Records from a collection
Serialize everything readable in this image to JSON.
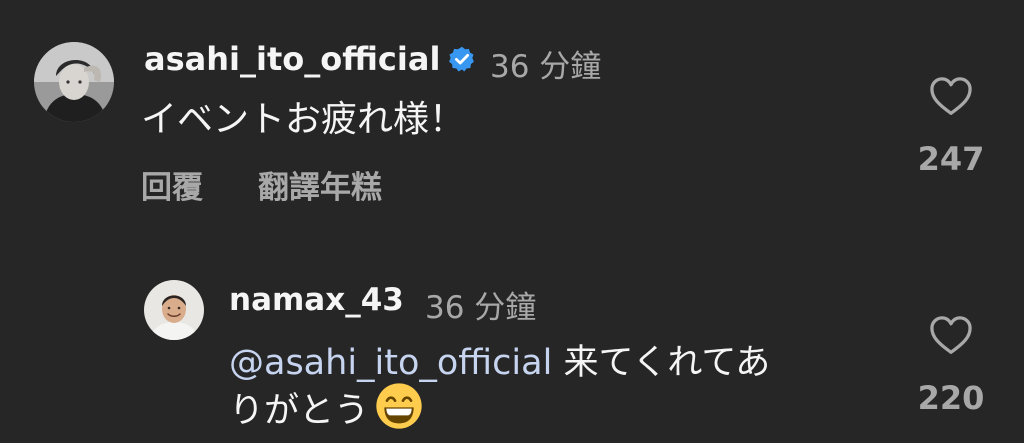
{
  "comments": [
    {
      "username": "asahi_ito_official",
      "verified": true,
      "time": "36 分鐘",
      "text": "イベントお疲れ様！",
      "actions": {
        "reply": "回覆",
        "translate": "翻譯年糕"
      },
      "likes": "247",
      "icons": {
        "avatar": "profile-photo",
        "badge": "verified-badge-icon",
        "like": "heart-outline-icon"
      }
    },
    {
      "username": "namax_43",
      "time": "36 分鐘",
      "mention": "@asahi_ito_official",
      "text_line1": "来てくれてあ",
      "text_line2": "りがとう",
      "emoji": "grinning-face-with-smiling-eyes",
      "likes": "220",
      "icons": {
        "avatar": "profile-photo",
        "like": "heart-outline-icon"
      }
    }
  ],
  "colors": {
    "background": "#262626",
    "primary_text": "#f5f5f5",
    "secondary_text": "#a8a8a8",
    "mention": "#c7d4f0",
    "verified_badge": "#3897f0"
  }
}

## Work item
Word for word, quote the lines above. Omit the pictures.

## The completed task
Serialize everything readable in this image to JSON.
{
  "comments": [
    {
      "username": "asahi_ito_official",
      "verified": true,
      "time": "36 分鐘",
      "text": "イベントお疲れ様！",
      "actions": {
        "reply": "回覆",
        "translate": "翻譯年糕"
      },
      "likes": "247",
      "icons": {
        "avatar": "profile-photo",
        "badge": "verified-badge-icon",
        "like": "heart-outline-icon"
      }
    },
    {
      "username": "namax_43",
      "time": "36 分鐘",
      "mention": "@asahi_ito_official",
      "text_line1": "来てくれてあ",
      "text_line2": "りがとう",
      "emoji": "grinning-face-with-smiling-eyes",
      "likes": "220",
      "icons": {
        "avatar": "profile-photo",
        "like": "heart-outline-icon"
      }
    }
  ],
  "colors": {
    "background": "#262626",
    "primary_text": "#f5f5f5",
    "secondary_text": "#a8a8a8",
    "mention": "#c7d4f0",
    "verified_badge": "#3897f0"
  }
}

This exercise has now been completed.